Have you have filed your 2015 taxes yet? If you are separated or divorced, there are a number of rules regarding your taxes. For IRS purposes, married means married. If you are married, you CANNOT file as single. Your only possible options are Married Filing Jointly, Married Filing Separately or (perhaps) Head of Household. You don't have to be in separate household to file as married filing separately, but be aware that there are a number of deductions and credits that do not apply if that is your filing status. Often, married filing separate is not the most advantageous way to file, although an experienced tax professional will be able to help you determine that. If you are eligible to file as Head of Household, that is more generous, however you must be unmarried, or separated for more than the last six months of the year, pay more than half the costs of the household AND have a qualifying child. And, yes, the IRS has definitions for all those elements as well. Often, my clients will cooperate in filing jointly for as long as they are eligible, however, you are then responsible for the accuracy of everything on that return.
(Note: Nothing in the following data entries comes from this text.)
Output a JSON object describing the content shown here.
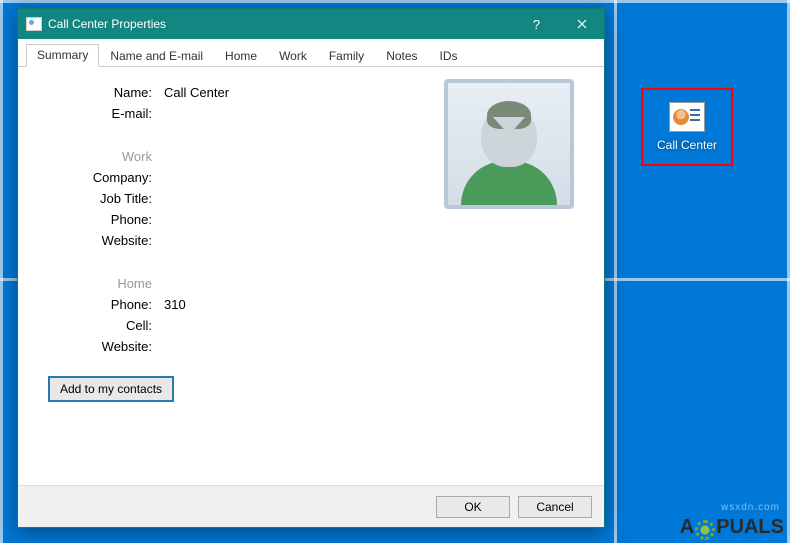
{
  "desktop": {
    "icon_label": "Call Center"
  },
  "dialog": {
    "title": "Call Center Properties",
    "tabs": [
      "Summary",
      "Name and E-mail",
      "Home",
      "Work",
      "Family",
      "Notes",
      "IDs"
    ],
    "active_tab": 0,
    "fields": {
      "name_label": "Name:",
      "name_value": "Call Center",
      "email_label": "E-mail:",
      "email_value": "",
      "work_section": "Work",
      "company_label": "Company:",
      "company_value": "",
      "jobtitle_label": "Job Title:",
      "jobtitle_value": "",
      "workphone_label": "Phone:",
      "workphone_value": "",
      "workwebsite_label": "Website:",
      "workwebsite_value": "",
      "home_section": "Home",
      "homephone_label": "Phone:",
      "homephone_value": "310",
      "cell_label": "Cell:",
      "cell_value": "",
      "homewebsite_label": "Website:",
      "homewebsite_value": ""
    },
    "add_button": "Add to my contacts",
    "ok": "OK",
    "cancel": "Cancel"
  },
  "watermark": {
    "pre": "A",
    "post": "PUALS",
    "site": "wsxdn.com"
  }
}
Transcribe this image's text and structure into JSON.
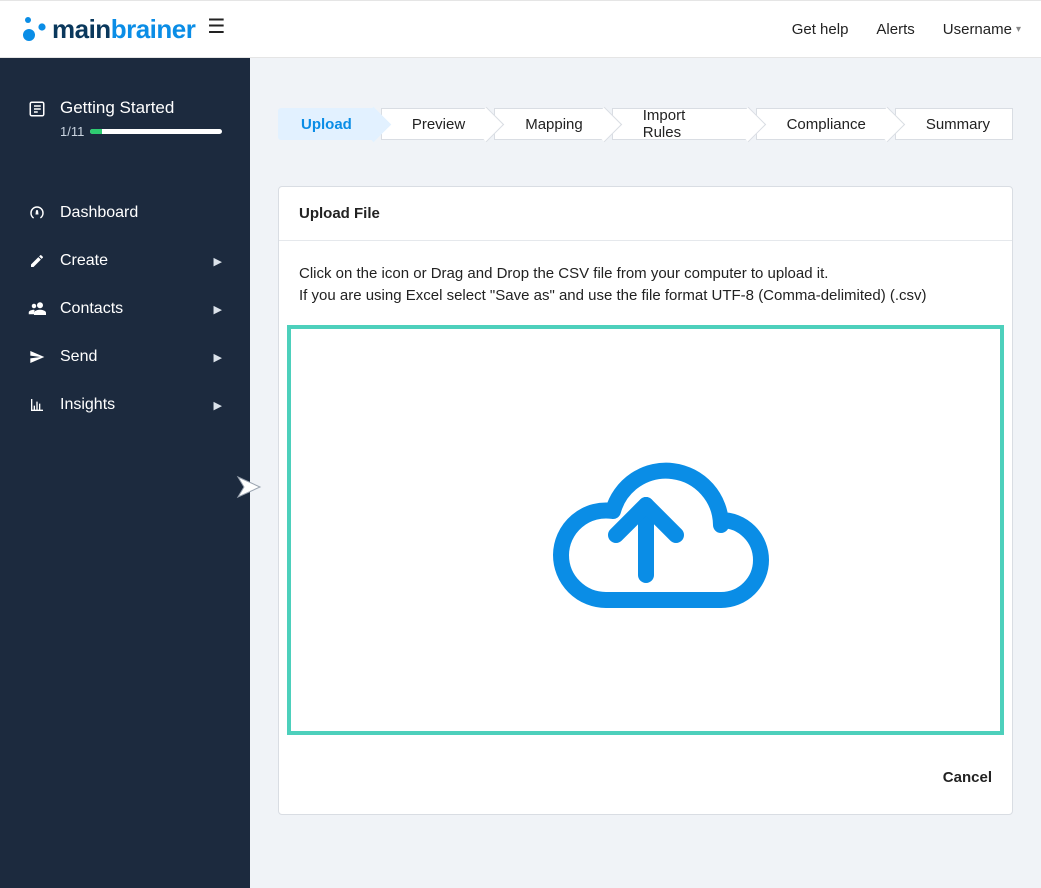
{
  "topbar": {
    "logo_part1": "main",
    "logo_part2": "brainer",
    "get_help": "Get help",
    "alerts": "Alerts",
    "username": "Username"
  },
  "sidebar": {
    "getting_started": {
      "label": "Getting Started",
      "progress_text": "1/11",
      "progress_percent": 9
    },
    "items": [
      {
        "label": "Dashboard",
        "has_children": false
      },
      {
        "label": "Create",
        "has_children": true
      },
      {
        "label": "Contacts",
        "has_children": true
      },
      {
        "label": "Send",
        "has_children": true
      },
      {
        "label": "Insights",
        "has_children": true
      }
    ]
  },
  "stepper": [
    {
      "label": "Upload",
      "active": true
    },
    {
      "label": "Preview",
      "active": false
    },
    {
      "label": "Mapping",
      "active": false
    },
    {
      "label": "Import Rules",
      "active": false
    },
    {
      "label": "Compliance",
      "active": false
    },
    {
      "label": "Summary",
      "active": false
    }
  ],
  "card": {
    "title": "Upload File",
    "instruction_line1": "Click on the icon or Drag and Drop the CSV file from your computer to upload it.",
    "instruction_line2": "If you are using Excel select \"Save as\" and use the file format UTF-8 (Comma-delimited) (.csv)",
    "cancel": "Cancel"
  }
}
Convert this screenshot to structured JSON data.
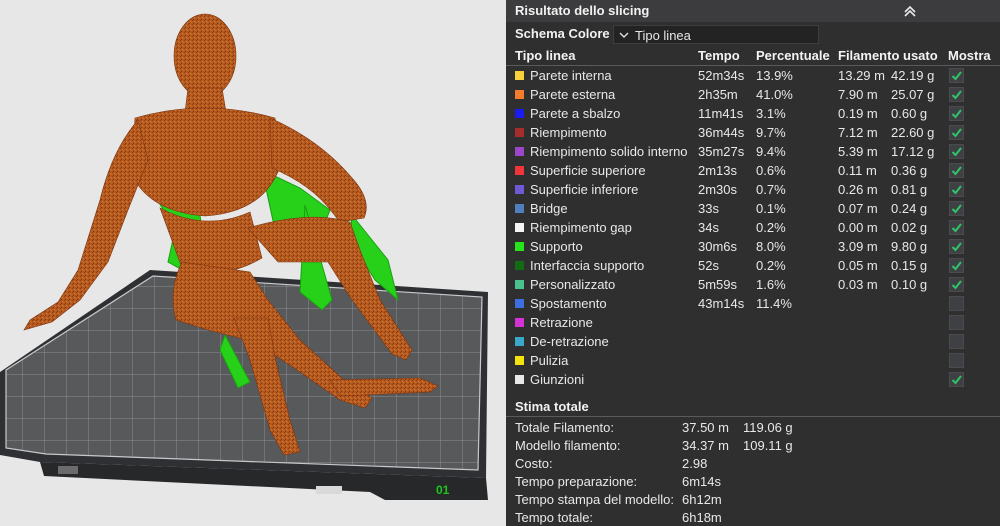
{
  "viewport": {
    "plate_label": "01",
    "plate_model_color": "#b4561d",
    "support_color": "#2bd10f"
  },
  "panel": {
    "title": "Risultato dello slicing",
    "collapse_icon": "chevron-double-up-icon",
    "color_scheme_label": "Schema Colore",
    "color_scheme_value": "Tipo linea",
    "headers": {
      "type": "Tipo linea",
      "time": "Tempo",
      "percent": "Percentuale",
      "filament": "Filamento usato",
      "show": "Mostra"
    },
    "rows": [
      {
        "label": "Parete interna",
        "color": "#f7d23c",
        "time": "52m34s",
        "percent": "13.9%",
        "length": "13.29 m",
        "weight": "42.19 g",
        "shown": true,
        "enabled": true
      },
      {
        "label": "Parete esterna",
        "color": "#f47c2c",
        "time": "2h35m",
        "percent": "41.0%",
        "length": "7.90 m",
        "weight": "25.07 g",
        "shown": true,
        "enabled": true
      },
      {
        "label": "Parete a sbalzo",
        "color": "#1c1cf0",
        "time": "11m41s",
        "percent": "3.1%",
        "length": "0.19 m",
        "weight": "0.60 g",
        "shown": true,
        "enabled": true
      },
      {
        "label": "Riempimento",
        "color": "#a72c2c",
        "time": "36m44s",
        "percent": "9.7%",
        "length": "7.12 m",
        "weight": "22.60 g",
        "shown": true,
        "enabled": true
      },
      {
        "label": "Riempimento solido interno",
        "color": "#9c46c9",
        "time": "35m27s",
        "percent": "9.4%",
        "length": "5.39 m",
        "weight": "17.12 g",
        "shown": true,
        "enabled": true
      },
      {
        "label": "Superficie superiore",
        "color": "#f0363a",
        "time": "2m13s",
        "percent": "0.6%",
        "length": "0.11 m",
        "weight": "0.36 g",
        "shown": true,
        "enabled": true
      },
      {
        "label": "Superficie inferiore",
        "color": "#7159d6",
        "time": "2m30s",
        "percent": "0.7%",
        "length": "0.26 m",
        "weight": "0.81 g",
        "shown": true,
        "enabled": true
      },
      {
        "label": "Bridge",
        "color": "#4f7fbf",
        "time": "33s",
        "percent": "0.1%",
        "length": "0.07 m",
        "weight": "0.24 g",
        "shown": true,
        "enabled": true
      },
      {
        "label": "Riempimento gap",
        "color": "#f4f4f4",
        "time": "34s",
        "percent": "0.2%",
        "length": "0.00 m",
        "weight": "0.02 g",
        "shown": true,
        "enabled": true
      },
      {
        "label": "Supporto",
        "color": "#27e31b",
        "time": "30m6s",
        "percent": "8.0%",
        "length": "3.09 m",
        "weight": "9.80 g",
        "shown": true,
        "enabled": true
      },
      {
        "label": "Interfaccia supporto",
        "color": "#136b13",
        "time": "52s",
        "percent": "0.2%",
        "length": "0.05 m",
        "weight": "0.15 g",
        "shown": true,
        "enabled": true
      },
      {
        "label": "Personalizzato",
        "color": "#4bc28e",
        "time": "5m59s",
        "percent": "1.6%",
        "length": "0.03 m",
        "weight": "0.10 g",
        "shown": true,
        "enabled": true
      },
      {
        "label": "Spostamento",
        "color": "#3d6fe0",
        "time": "43m14s",
        "percent": "11.4%",
        "length": "",
        "weight": "",
        "shown": false,
        "enabled": false
      },
      {
        "label": "Retrazione",
        "color": "#d532d5",
        "time": "",
        "percent": "",
        "length": "",
        "weight": "",
        "shown": false,
        "enabled": false
      },
      {
        "label": "De-retrazione",
        "color": "#3aa9c9",
        "time": "",
        "percent": "",
        "length": "",
        "weight": "",
        "shown": false,
        "enabled": false
      },
      {
        "label": "Pulizia",
        "color": "#f3e30e",
        "time": "",
        "percent": "",
        "length": "",
        "weight": "",
        "shown": false,
        "enabled": false
      },
      {
        "label": "Giunzioni",
        "color": "#e8e8e8",
        "time": "",
        "percent": "",
        "length": "",
        "weight": "",
        "shown": true,
        "enabled": true
      }
    ],
    "summary": {
      "title": "Stima totale",
      "rows": [
        {
          "key": "Totale Filamento:",
          "v1": "37.50 m",
          "v2": "119.06 g"
        },
        {
          "key": "Modello filamento:",
          "v1": "34.37 m",
          "v2": "109.11 g"
        },
        {
          "key": "Costo:",
          "v1": "2.98",
          "v2": ""
        },
        {
          "key": "Tempo preparazione:",
          "v1": "6m14s",
          "v2": ""
        },
        {
          "key": "Tempo stampa del modello:",
          "v1": "6h12m",
          "v2": ""
        },
        {
          "key": "Tempo totale:",
          "v1": "6h18m",
          "v2": ""
        }
      ]
    }
  }
}
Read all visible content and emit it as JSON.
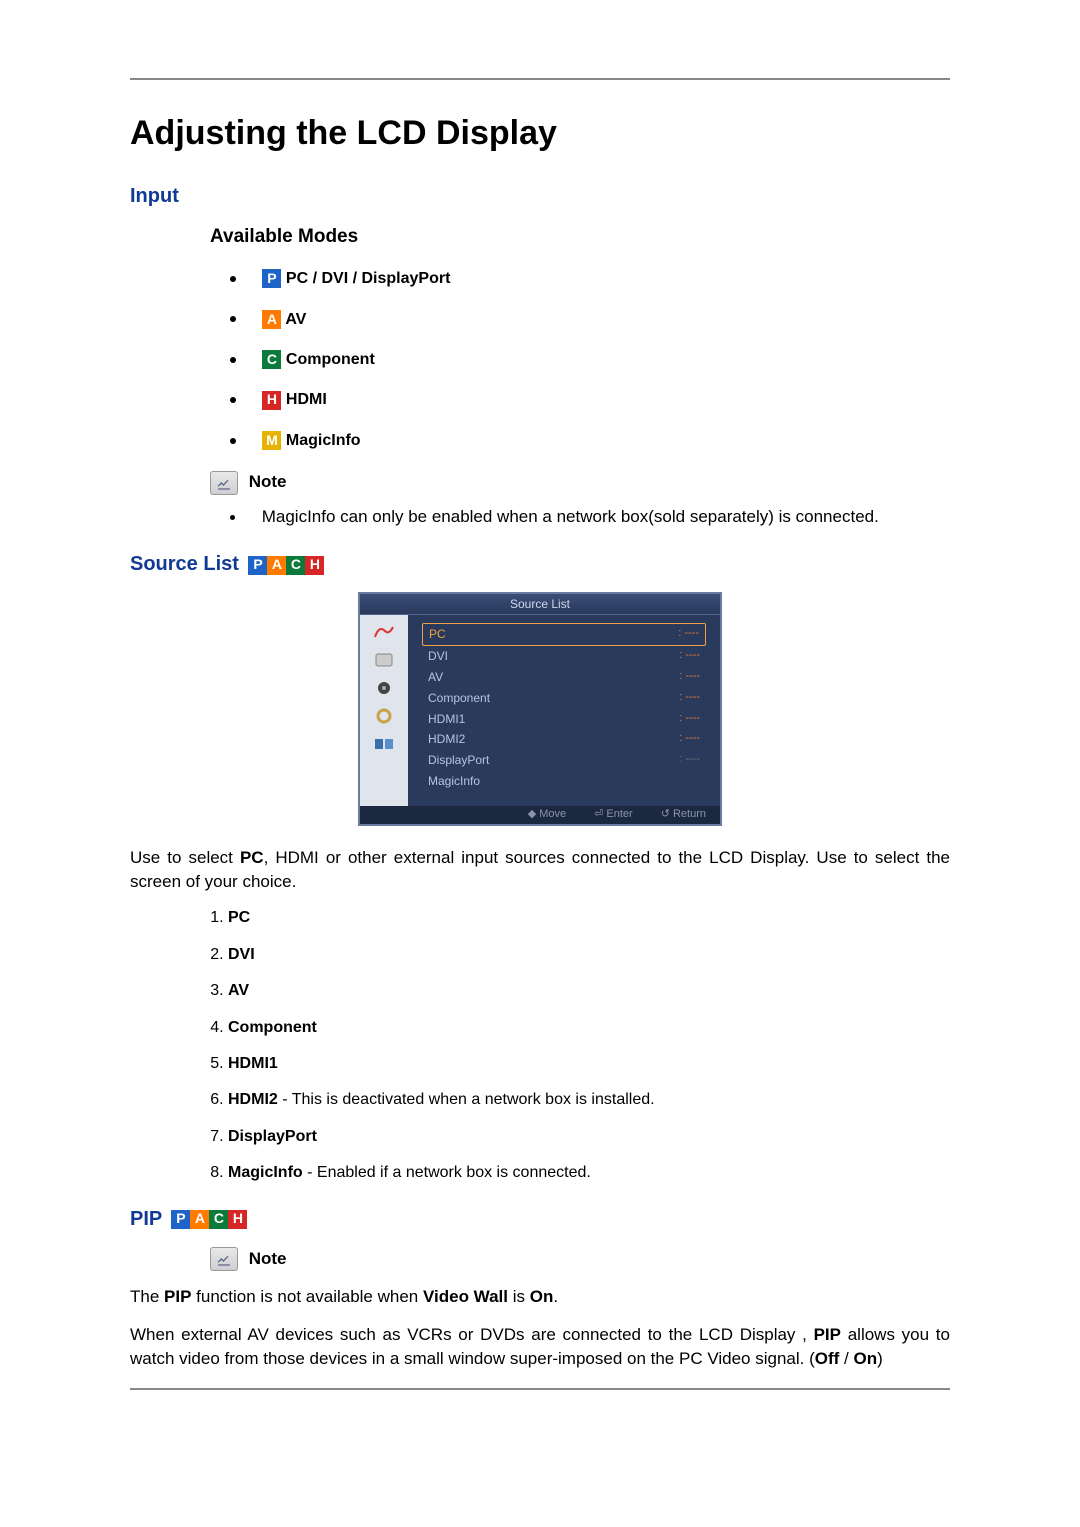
{
  "title": "Adjusting the LCD Display",
  "sections": {
    "input": "Input",
    "available_modes": "Available Modes",
    "source_list": "Source List",
    "pip": "PIP"
  },
  "mode_letters": {
    "P": "P",
    "A": "A",
    "C": "C",
    "H": "H",
    "M": "M"
  },
  "modes": {
    "pc": "PC / DVI / DisplayPort",
    "av": "AV",
    "component": "Component",
    "hdmi": "HDMI",
    "magicinfo": "MagicInfo"
  },
  "note_label": "Note",
  "notes": {
    "magicinfo": "MagicInfo can only be enabled when a network box(sold separately) is connected.",
    "pip_intro1a": "The ",
    "pip_intro1b": "PIP",
    "pip_intro1c": " function is not available when ",
    "pip_intro1d": "Video Wall",
    "pip_intro1e": " is ",
    "pip_intro1f": "On",
    "pip_intro1g": ".",
    "pip_body_a": "When external AV devices such as VCRs or DVDs are connected to the LCD Display , ",
    "pip_body_b": "PIP",
    "pip_body_c": " allows you to watch video from those devices in a small window super-imposed on the PC Video signal. (",
    "pip_body_d": "Off",
    "pip_body_e": " / ",
    "pip_body_f": "On",
    "pip_body_g": ")"
  },
  "osd": {
    "title": "Source List",
    "rows": [
      {
        "label": "PC",
        "val": ": ----",
        "sel": true
      },
      {
        "label": "DVI",
        "val": ": ----"
      },
      {
        "label": "AV",
        "val": ": ----"
      },
      {
        "label": "Component",
        "val": ": ----"
      },
      {
        "label": "HDMI1",
        "val": ": ----"
      },
      {
        "label": "HDMI2",
        "val": ": ----"
      },
      {
        "label": "DisplayPort",
        "val": ": ----"
      },
      {
        "label": "MagicInfo",
        "val": ""
      }
    ],
    "nav": {
      "move": "Move",
      "enter": "Enter",
      "return": "Return"
    }
  },
  "source_desc_a": "Use to select ",
  "source_desc_b": "PC",
  "source_desc_c": ", HDMI or other external input sources connected to the LCD Display. Use to select the screen of your choice.",
  "src_items": {
    "1": {
      "lead": "PC",
      "rest": ""
    },
    "2": {
      "lead": "DVI",
      "rest": ""
    },
    "3": {
      "lead": "AV",
      "rest": ""
    },
    "4": {
      "lead": "Component",
      "rest": ""
    },
    "5": {
      "lead": "HDMI1",
      "rest": ""
    },
    "6": {
      "lead": "HDMI2",
      "rest": " - This is deactivated when a network box is installed."
    },
    "7": {
      "lead": "DisplayPort",
      "rest": ""
    },
    "8": {
      "lead": "MagicInfo",
      "rest": " - Enabled if a network box is connected."
    }
  }
}
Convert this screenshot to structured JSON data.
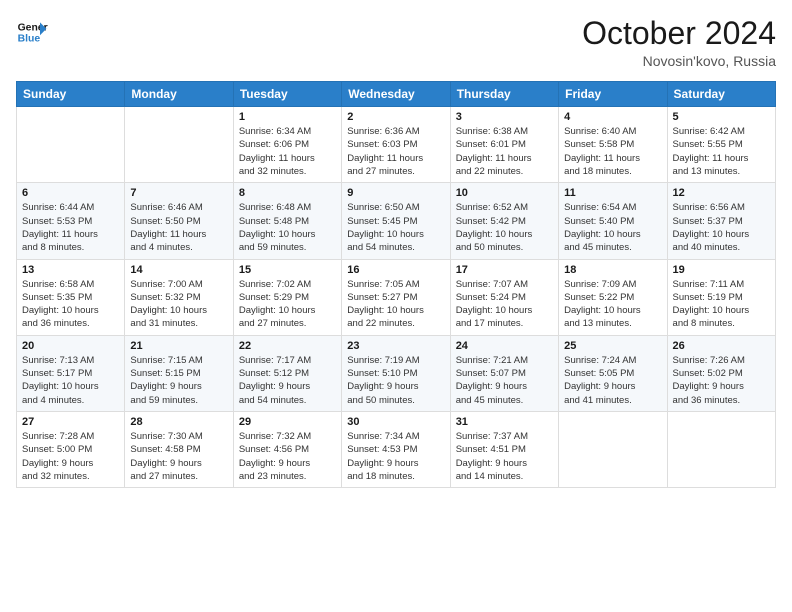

If you have reason to doubt your spouse's truthfulness, you may need to file separately just to protect yourself.
IRS Publication 504 has the rules for divorced and separated couples, but I recommend talking with an experienced tax professional and save yourself the headaches.